Dehydration reactions play an important role to convert biomass-derived alcohols (e.g. ethanol) to value-added chemicals (e.g. ethylene, an important building block for the production of polymers). Dehydration chemistry on metal-oxide catalysts has been an area of research for more than half a century now, albeit, with contradictory results. Prof. Mpourmpakis’ group at Pitt developed a theoretical model based on quantum chemical calculations that relates the dehydration activity with key physicochemical properties of the metal oxides (catalysts) and the alcohols (reactants). These descriptors are the catalyst’s surface Lewis acidity (alcohol binding energy on the metals) and basicity (proton affinity of the surface oxygens or hydroxyl-groups) and the carbenium ion stability of the alcohols. The model’s predictions were further verified by dehydration experiments in Prof. Raymond Gorte’s lab at the University of Pennsylvania.
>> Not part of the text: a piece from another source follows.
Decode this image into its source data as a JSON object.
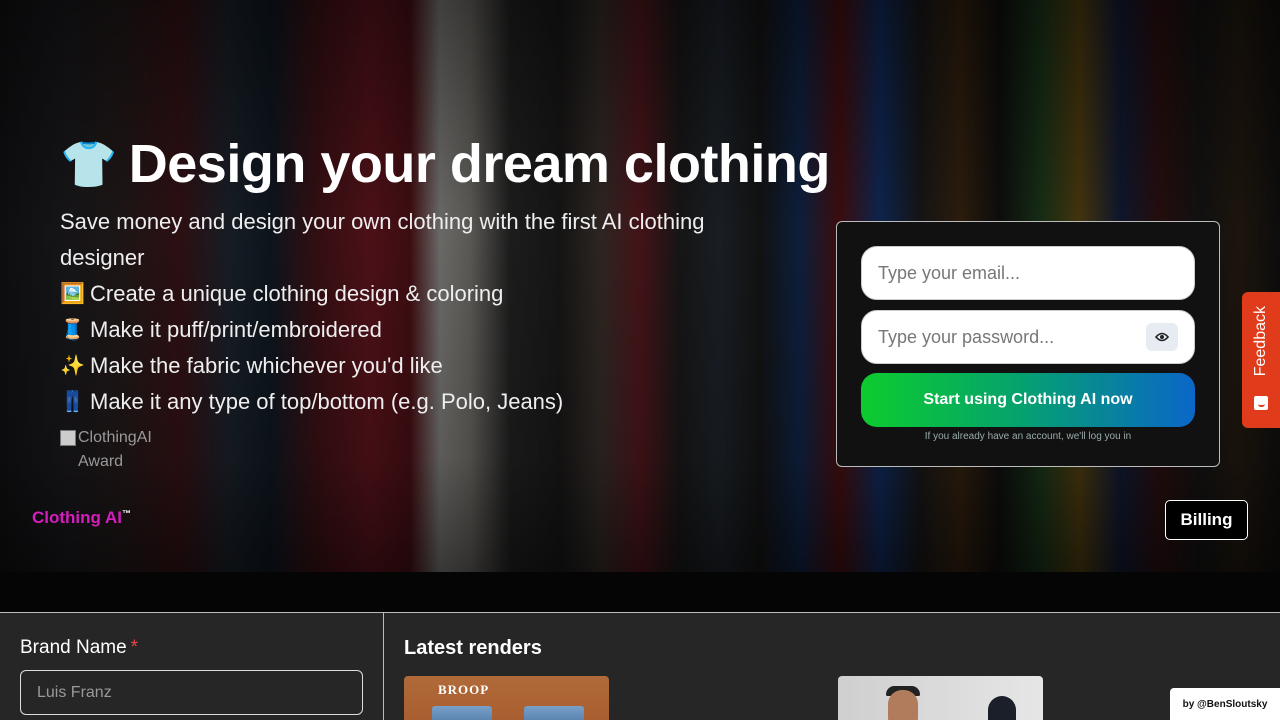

The ramification of this simple, but yet very powerful model is that we can apply it to screen a variety of different alcohols and metal-oxide catalysts according to their dehydration activity, avoiding trial-and-error experiments in the lab.
Publication source: http://pubs.rsc.org/en/content/articlelanding/2014/cy/c4cy00632a